Poet Fred D’aguiar’s first novel, The Long Memory is a Virginia plantation-set, early 19th century story of Whitechapel, the oldest and most respected slave on the plantation.
Now to be found on school curriculum set books, in exploring the traumatic nature and legacy of slavery, The Long Memory is unexpectedly beautifully written in (mostly) poetic prose, slipping between first and second person as Whitechapel reflects on his life as he watches his son’s life whipped out of him. 200 lashes for having dared attempt to escape. As the last breath ebbs from the torn and broken body, the other slaves, forced to watch, turn to Whitechapel. Having given away Chapel’s likely whereabouts, it is the old man who is blamed.
Crushed, the old man recalls early memories, of a life committed to the protection of family within the slave environment. Married twice, the first bearing 12 daughters, the second (to Cook and many years his junior) one son, Whitechapel questions his beliefs and life of servitude where obedience would ensure survival for himself and his family.
Whitechapel had his reasons for the betrayal, believing his son would die if not captured and returned home to the plantation.
A simple lesson in obedience was all that my boy required. He needed to know his station sooner rather than too late. I believed some punishment would do him good because it would keep him alive by driving any notion of freedom from responsibility.

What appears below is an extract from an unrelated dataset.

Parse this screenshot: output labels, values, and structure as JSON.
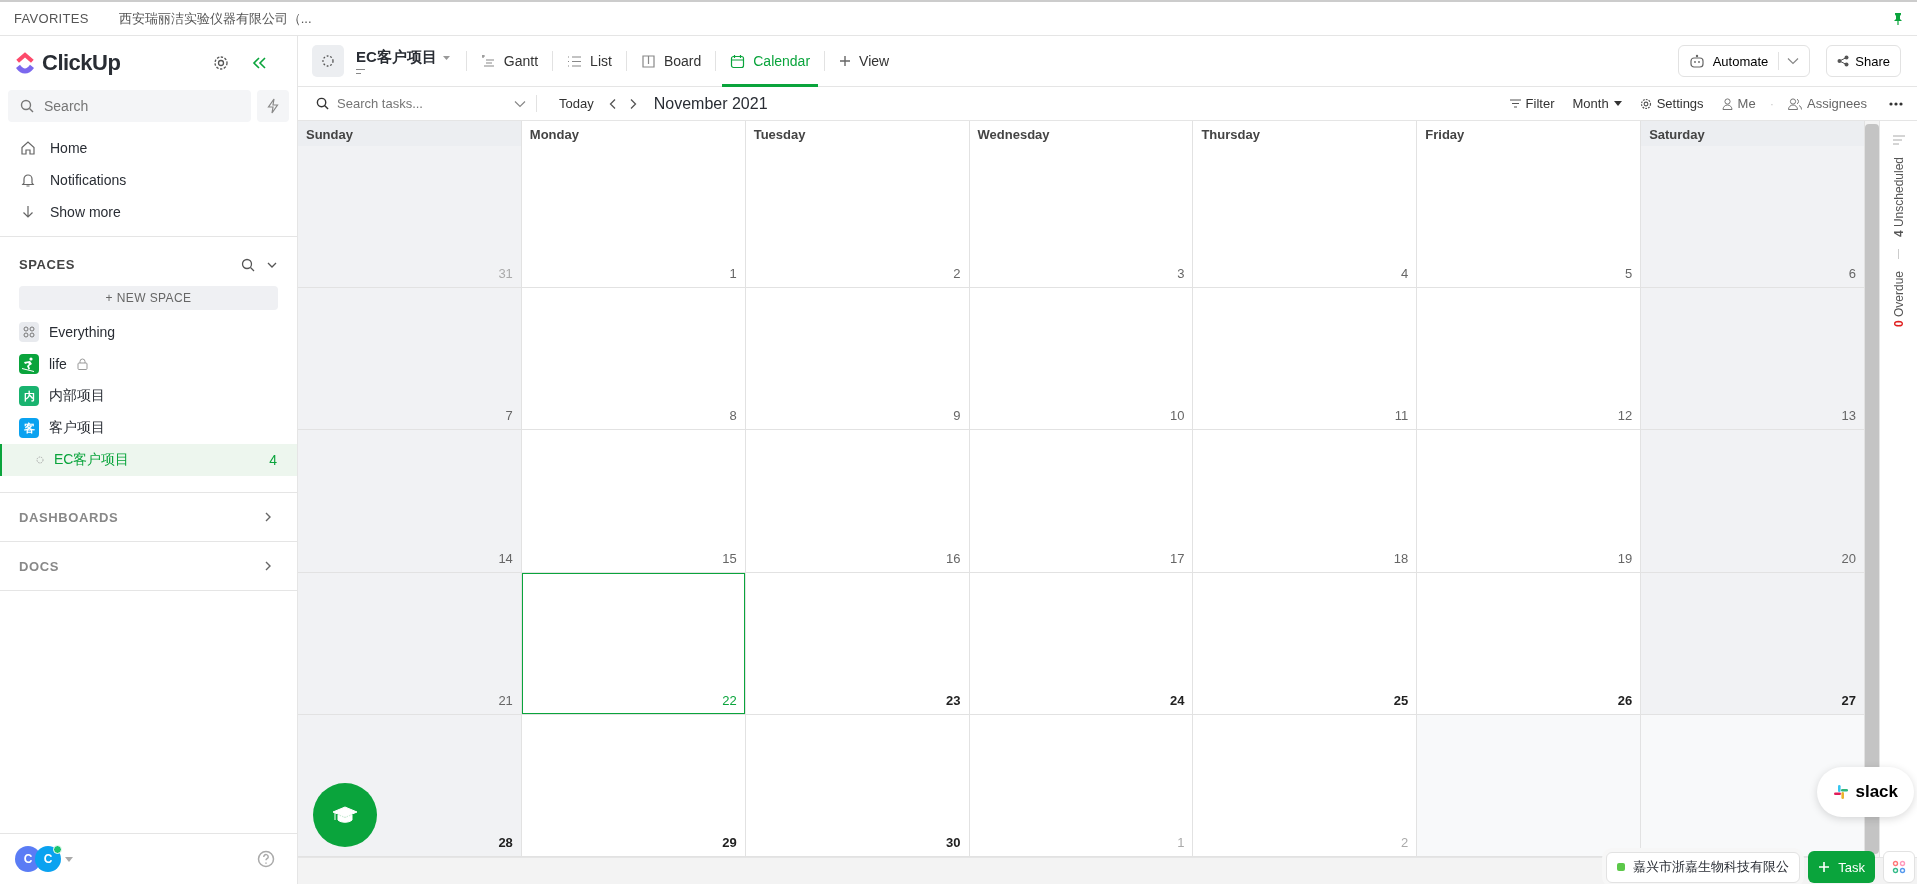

His opinions highlight the differing approaches of slaves to their predicament – cooperation or resistance, with the former providing leniency and an easier life, the latter rejecting the perpetuation of slavedom. Chapel was choosing the latter, with the intention of heading north and the world of personal freedom.
Slave owners are also shown with diverging views – most are brutal, a few more progressive. The owner of the plantation, Mr Whitechapel, fits the latter – and is mocked by others as too soft, giving rise to examples of punishments dished out to erring slaves – man, woman or child. But neither question the rights of ownership.
Exploring the complicities and complexities between a black slave and a white master, The Long Memory looks to a part of the shameful history of early 19th century America. Surprisingly without anger, British writer D’aguiar (himself descendant from Guyanan slaves) presents different voices, different opinions of Chapel’s murder, events leading up to his momentuous decision to flee and the devastation wrought upon old Whitechapel as the basis of his world crashes down around him, leaving him broken.